top of page

A Reflection for the Third Sunday in Lent


Lent is the great spring-cleaning of the Christian life. It is the traditional season of prayer and fasting in preparation for the great "Feast of Feasts," Easter. The word Lent is derived from a Saxon word meaning "spring." In the early church, Lent was viewed as a spiritual spring, a time of light and joy in the renewal of the soul's life. It represented a return to a life in which God was once more center and source... (Thompson, 73).


Speaking of cleaning, I am not at all pleased with the performance of the woman whose job it is to clean my house. She doesn't show up every day, and when she does, often she has an excuse—"I'm too tired. I'll do it tomorrow. I'll do it this weekend." Sometimes she neglects to sweep the kitchen floor before she mops it. I caught her smearing coffee grounds around the tile with a mop the other day. I caught her spraying lemon pledge in the air like air freshener to give the impression that she had just dusted. I discovered her sweeping the carpeted stairs with a broom to make lines that looked like she'd vacuumed them. I don't know quite how to handle this personnel problem.


How can I let her go when she is me?


Every week or so, a large postcard comes in the mail. It's purple, or yellow, or green, and it's from a charitable organization that proclaims, "We need your discards. We accept clothes, shoes, books, CDs, DVDs, and small appliances." There are instructions to either call a number or put bags of items on the front step on a certain date. In fact, I do have some discards. The pair of black slacks that just never fit right. The computer monitor and printer in the guestroom closet. The peach-colored prom dress from our daughter's high school days. The extensive collection of mismatched coffee mugs that are overflowing the kitchen cabinet. The floor lamp that doesn't work because someone ripped the cord off it while moving it to clean the carpets. And on and on...

Lent is a season that creates a yearning in us to clean our house and to clean our souls.

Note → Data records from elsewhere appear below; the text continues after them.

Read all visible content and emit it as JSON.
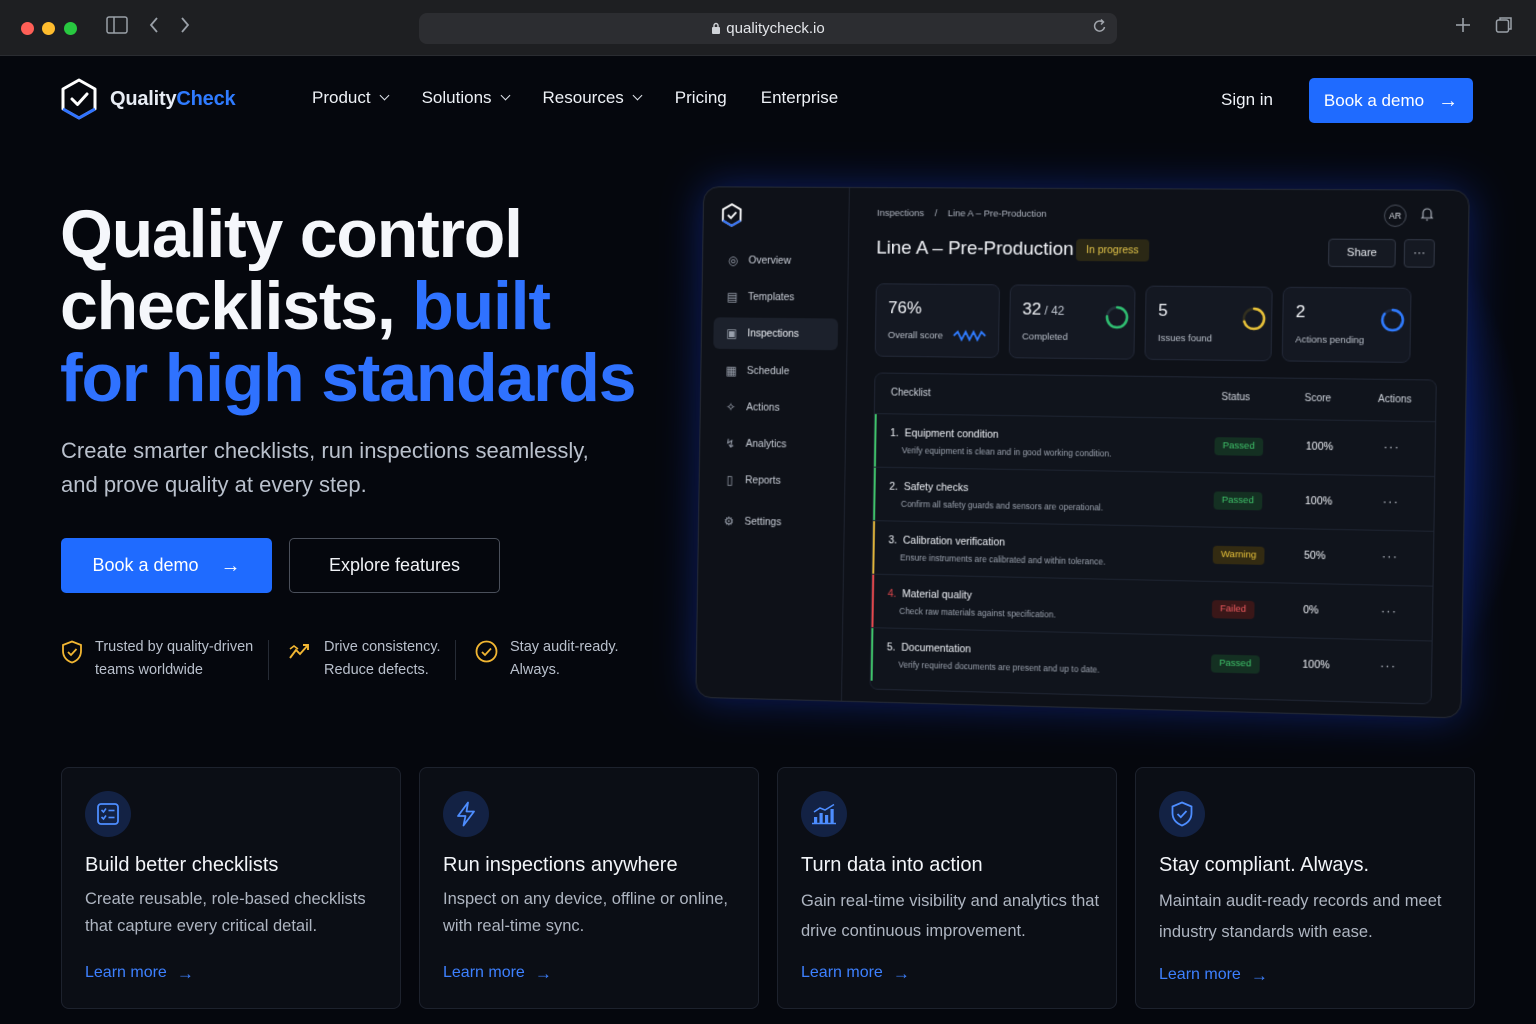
{
  "browser": {
    "url": "qualitycheck.io"
  },
  "brand": {
    "name_part1": "Quality",
    "name_part2": "Check"
  },
  "nav": {
    "items": [
      "Product",
      "Solutions",
      "Resources",
      "Pricing",
      "Enterprise"
    ],
    "sign_in": "Sign in",
    "demo": "Book a demo"
  },
  "hero": {
    "title_line1": "Quality control",
    "title_line2_a": "checklists, ",
    "title_line2_b": "built",
    "title_line3": "for high standards",
    "subtitle": "Create smarter checklists, run inspections seamlessly, and prove quality at every step.",
    "primary_cta": "Book a demo",
    "secondary_cta": "Explore features",
    "trust": [
      {
        "line1": "Trusted by quality-driven",
        "line2": "teams worldwide"
      },
      {
        "line1": "Drive consistency.",
        "line2": "Reduce defects."
      },
      {
        "line1": "Stay audit-ready.",
        "line2": "Always."
      }
    ]
  },
  "dashboard": {
    "sidebar": [
      "Overview",
      "Templates",
      "Inspections",
      "Schedule",
      "Actions",
      "Analytics",
      "Reports",
      "Settings"
    ],
    "active_item": "Inspections",
    "breadcrumb_root": "Inspections",
    "breadcrumb_sep": "/",
    "breadcrumb_current": "Line A – Pre-Production",
    "title": "Line A – Pre-Production",
    "status": "In progress",
    "avatar": "AR",
    "share": "Share",
    "more": "···",
    "kpis": [
      {
        "value": "76%",
        "sub": "",
        "label": "Overall score"
      },
      {
        "value": "32",
        "sub": " / 42",
        "label": "Completed",
        "progress": 0.76
      },
      {
        "value": "5",
        "sub": "",
        "label": "Issues found",
        "progress": 0.7
      },
      {
        "value": "2",
        "sub": "",
        "label": "Actions pending",
        "progress": 0.85
      }
    ],
    "table": {
      "headers": {
        "checklist": "Checklist",
        "status": "Status",
        "score": "Score",
        "actions": "Actions"
      },
      "rows": [
        {
          "num": "1.",
          "name": "Equipment condition",
          "desc": "Verify equipment is clean and in good working condition.",
          "status": "Passed",
          "score": "100%",
          "actions": "···"
        },
        {
          "num": "2.",
          "name": "Safety checks",
          "desc": "Confirm all safety guards and sensors are operational.",
          "status": "Passed",
          "score": "100%",
          "actions": "···"
        },
        {
          "num": "3.",
          "name": "Calibration verification",
          "desc": "Ensure instruments are calibrated and within tolerance.",
          "status": "Warning",
          "score": "50%",
          "actions": "···"
        },
        {
          "num": "4.",
          "name": "Material quality",
          "desc": "Check raw materials against specification.",
          "status": "Failed",
          "score": "0%",
          "actions": "···"
        },
        {
          "num": "5.",
          "name": "Documentation",
          "desc": "Verify required documents are present and up to date.",
          "status": "Passed",
          "score": "100%",
          "actions": "···"
        }
      ]
    }
  },
  "features": [
    {
      "icon": "checklist-icon",
      "title": "Build better checklists",
      "desc": "Create reusable, role-based checklists that capture every critical detail.",
      "link": "Learn more"
    },
    {
      "icon": "lightning-icon",
      "title": "Run inspections anywhere",
      "desc": "Inspect on any device, offline or online, with real-time sync.",
      "link": "Learn more"
    },
    {
      "icon": "analytics-icon",
      "title": "Turn data into action",
      "desc": "Gain real-time visibility and analytics that drive continuous improvement.",
      "link": "Learn more"
    },
    {
      "icon": "shield-check-icon",
      "title": "Stay compliant. Always.",
      "desc": "Maintain audit-ready records and meet industry standards with ease.",
      "link": "Learn more"
    }
  ],
  "colors": {
    "accent": "#1f6bff",
    "passed": "#3fc36a",
    "warning": "#e0b43a",
    "failed": "#e5484d",
    "trust_icon": "#f2b632"
  }
}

The common assumption about this Sunday's passage in John 2:13-22 is that Jesus was cleansing the temple of commercial abuse. But the animals and the money changers had a right to be there. The animals were there because of the Torah's requirement of sacrifice. The moneychangers were there to change pilgrims' money into the coinage the Temple could receive to purchase sacrifices and also for the payment of the half-shekel tax levied on all Jews. In John's gospel, Jesus is not cleansing the Temple from commercial abuse by the money changers. He is making a statement that their efforts are no longer necessary. Jesus' "disruption of one of the most significant feasts of the year is a symbolic action that temporarily bring to a halt the sacrificial system understood to be ordained by God in the law" (Lincoln, 137)…

It's not that what the moneychangers were doing was wrong, but what they were doing would no longer be necessary in the new order Jesus had come to bring. This passage, says John scholar Andrew Lincoln, "looks forward to the Day of the Lord and to God's presence in a renewed Jerusalem. At that time all nations will keep the Feast of Tabernacles and there will be no need for traders in the house of the Lord. The trading associated with the sacrificial system will not be necessary, because in the end-time worship of Yahweh as king all aspects of life will have become sacred" (Lincoln, 138).


In that time, we will have a new temple, Jesus' crucified and resurrected body. John 2: 18-21 connects the Temple with Jesus' crucified and resurrected body, which has become our new Temple. "Destroy this temple and in three days I will raise it up," says Jesus. John uses the verb eyeiro—"to raise up"—rather than Mark and Matthew's "oikodomeo"—to build or rebuild (Lincoln 139).

I mentioned at the outset that I am not at all pleased with the performance of the woman whose job it is to clean my house. But after studying this passage, rather than judge her and her superficial cleaning methods, I think I'll get her some help. Clearly, she needs the help of someone who knows how to deep clean a house. She needs Jesus Christ to create in her a clean heart and to put a new and right spirit within her.

We do well to echo the words of penitent King David during the remaining days of Lent: "Purge me with hyssop, and I shall be clean," says David in Psalm 51:7. "Create in me a clean heart, O God, and put a new and right spirit within me" (51:10).

Sources Consulted Soul Feast, Marjorie Thompson The Gospel According to Saint John, Andrew T. Lincoln


From Spring Cleaning: Reflections on John 2:13-22

by Dr. Alyce McKenzie                                                                                               Professor of Preaching and Worship at Perkins School of Theology, Southern Methodist University.

 

Pastor Mark

10 views0 comments

Comments


bottom of page